Let's not overlook some other facts that hampered State through 2004. The NCAA cloud is gone, and the lingering damage in scholarship terms is minimal. After a full year returning players—and there are some more who will trim themselves from the roster before summer, I'm predicting—know their coach and staff and how the game is going to be played from now on. That's stability we haven't had on campus for a few years, when the uncertainty of NCAA snooping and impending staff changes kept everyone queasy. Also, has anyone else noticed what did not happen this past season? We had no embarrassing off-field incidents to deal with. More stability.
And, more work ahead. Much more. I really, really appreciated something Croom said after the Arkansas game, when a reporter (not me, thanks) asked the coach if he was pleased how his team gave a good effort in defeat. Nope, he said. "I expect them to play hard now. We're going to play hard every time we go out, we've just got to get some more playmakers in our program. And we're going to get them." OK, so in one sense it is sad State had fallen so far that a new staff first had to re-teach a bunch of athletes just to play hard. But that has been solved, and effort ought not be an issue again. Now it's execution, something that can be taken care of with other teaching and more talent. Much more talent, such as a big-play wideout or two, some faster linebackers and safetys, and lots and lots of linemen on both sides of the ball. Not that I'm a recruiting addict, yet…

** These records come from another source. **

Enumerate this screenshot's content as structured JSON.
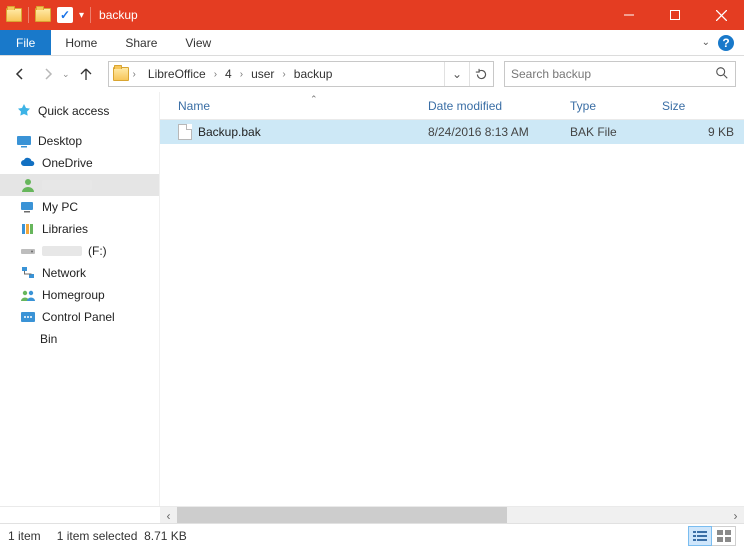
{
  "window": {
    "title": "backup"
  },
  "ribbon": {
    "file": "File",
    "tabs": [
      "Home",
      "Share",
      "View"
    ]
  },
  "address": {
    "crumbs": [
      "LibreOffice",
      "4",
      "user",
      "backup"
    ]
  },
  "search": {
    "placeholder": "Search backup"
  },
  "sidebar": {
    "quick_access": "Quick access",
    "desktop": "Desktop",
    "items": [
      {
        "label": "OneDrive"
      },
      {
        "label": ""
      },
      {
        "label": "My PC"
      },
      {
        "label": "Libraries"
      },
      {
        "label_suffix": "(F:)"
      },
      {
        "label": "Network"
      },
      {
        "label": "Homegroup"
      },
      {
        "label": "Control Panel"
      },
      {
        "label": "Bin"
      }
    ]
  },
  "columns": {
    "name": "Name",
    "date": "Date modified",
    "type": "Type",
    "size": "Size"
  },
  "files": [
    {
      "name": "Backup.bak",
      "date": "8/24/2016 8:13 AM",
      "type": "BAK File",
      "size": "9 KB"
    }
  ],
  "status": {
    "count": "1 item",
    "selected": "1 item selected",
    "size": "8.71 KB"
  }
}
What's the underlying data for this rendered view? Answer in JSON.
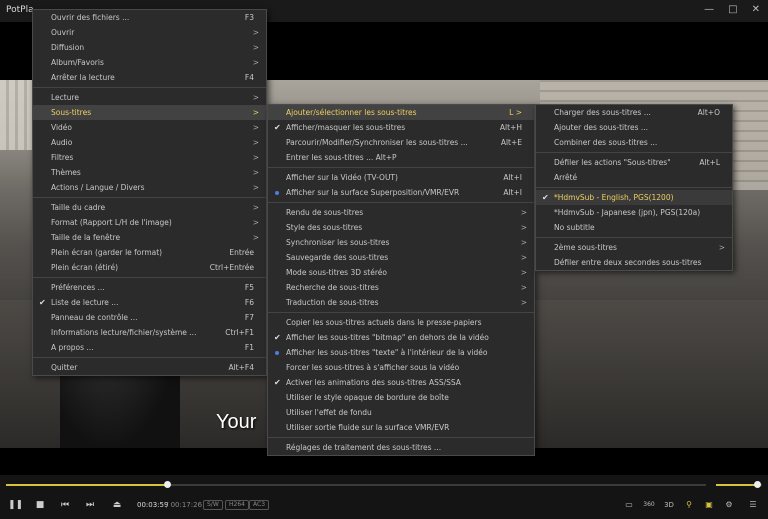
{
  "app": {
    "title": "PotPla"
  },
  "window": {
    "controls": [
      "—",
      "□",
      "✕"
    ]
  },
  "video": {
    "subtitle_text": "Your"
  },
  "menu1": {
    "items": [
      {
        "label": "Ouvrir des fichiers ...",
        "shortcut": "F3"
      },
      {
        "label": "Ouvrir",
        "arrow": ">"
      },
      {
        "label": "Diffusion",
        "arrow": ">"
      },
      {
        "label": "Album/Favoris",
        "arrow": ">"
      },
      {
        "label": "Arrêter la lecture",
        "shortcut": "F4"
      },
      {
        "label": "Lecture",
        "arrow": ">"
      },
      {
        "label": "Sous-titres",
        "arrow": ">"
      },
      {
        "label": "Vidéo",
        "arrow": ">"
      },
      {
        "label": "Audio",
        "arrow": ">"
      },
      {
        "label": "Filtres",
        "arrow": ">"
      },
      {
        "label": "Thèmes",
        "arrow": ">"
      },
      {
        "label": "Actions / Langue / Divers",
        "arrow": ">"
      },
      {
        "label": "Taille du cadre",
        "arrow": ">"
      },
      {
        "label": "Format (Rapport L/H de l'image)",
        "arrow": ">"
      },
      {
        "label": "Taille de la fenêtre",
        "arrow": ">"
      },
      {
        "label": "Plein écran (garder le format)",
        "shortcut": "Entrée"
      },
      {
        "label": "Plein écran (étiré)",
        "shortcut": "Ctrl+Entrée"
      },
      {
        "label": "Préférences ...",
        "shortcut": "F5"
      },
      {
        "label": "Liste de lecture ...",
        "shortcut": "F6",
        "mark": "✔"
      },
      {
        "label": "Panneau de contrôle ...",
        "shortcut": "F7"
      },
      {
        "label": "Informations lecture/fichier/système ...",
        "shortcut": "Ctrl+F1"
      },
      {
        "label": "A propos ...",
        "shortcut": "F1"
      },
      {
        "label": "Quitter",
        "shortcut": "Alt+F4"
      }
    ]
  },
  "menu2": {
    "items": [
      {
        "label": "Ajouter/sélectionner les sous-titres",
        "shortcut": "L >"
      },
      {
        "label": "Afficher/masquer les sous-titres",
        "shortcut": "Alt+H",
        "mark": "✔"
      },
      {
        "label": "Parcourir/Modifier/Synchroniser les sous-titres ...",
        "shortcut": "Alt+E"
      },
      {
        "label": "Entrer les sous-titres ... Alt+P"
      },
      {
        "label": "Afficher sur la Vidéo (TV-OUT)",
        "shortcut": "Alt+I"
      },
      {
        "label": "Afficher sur la surface Superposition/VMR/EVR",
        "shortcut": "Alt+I",
        "dot": true
      },
      {
        "label": "Rendu de sous-titres",
        "arrow": ">"
      },
      {
        "label": "Style des sous-titres",
        "arrow": ">"
      },
      {
        "label": "Synchroniser les sous-titres",
        "arrow": ">"
      },
      {
        "label": "Sauvegarde des sous-titres",
        "arrow": ">"
      },
      {
        "label": "Mode sous-titres 3D stéréo",
        "arrow": ">"
      },
      {
        "label": "Recherche de sous-titres",
        "arrow": ">"
      },
      {
        "label": "Traduction de sous-titres",
        "arrow": ">"
      },
      {
        "label": "Copier les sous-titres actuels dans le presse-papiers"
      },
      {
        "label": "Afficher les sous-titres \"bitmap\" en dehors de la vidéo",
        "mark": "✔"
      },
      {
        "label": "Afficher les sous-titres \"texte\" à l'intérieur de la vidéo",
        "dot": true
      },
      {
        "label": "Forcer les sous-titres à s'afficher sous la vidéo"
      },
      {
        "label": "Activer les animations des sous-titres ASS/SSA",
        "mark": "✔"
      },
      {
        "label": "Utiliser le style opaque de bordure de boîte"
      },
      {
        "label": "Utiliser l'effet de fondu"
      },
      {
        "label": "Utiliser sortie fluide sur la surface VMR/EVR"
      },
      {
        "label": "Réglages de traitement des sous-titres ..."
      }
    ]
  },
  "menu3": {
    "items": [
      {
        "label": "Charger des sous-titres ...",
        "shortcut": "Alt+O"
      },
      {
        "label": "Ajouter des sous-titres ..."
      },
      {
        "label": "Combiner des sous-titres ..."
      },
      {
        "label": "Défiler les actions \"Sous-titres\"",
        "shortcut": "Alt+L"
      },
      {
        "label": "Arrêté"
      },
      {
        "label": "*HdmvSub - English, PGS(1200)",
        "mark": "✔"
      },
      {
        "label": "*HdmvSub - Japanese (jpn), PGS(120a)"
      },
      {
        "label": "No subtitle"
      },
      {
        "label": "2ème sous-titres",
        "arrow": ">"
      },
      {
        "label": "Défiler entre deux secondes sous-titres"
      }
    ]
  },
  "controls": {
    "progress_percent": 23,
    "volume_percent": 90,
    "time_current": "00:03:59",
    "time_total": "/ 00:17:26",
    "tags": [
      "S/W",
      "H264",
      "AC3"
    ],
    "right_buttons": [
      "360",
      "3D"
    ]
  },
  "colors": {
    "accent": "#f0d060",
    "seek": "#d4c240",
    "radio": "#4a7ee0"
  }
}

I despise losing Egg Bowls as much as any and more than most, as I have to work with the results year-round. But when I am fortunate enough to see something good happening at a foundational level, the complete commitment of one strong-willed man of character and vision, and a bunch of college-age fellows just—repeat, just--starting to grasp what they can do and can become, I can be patient. And get back to work for another year.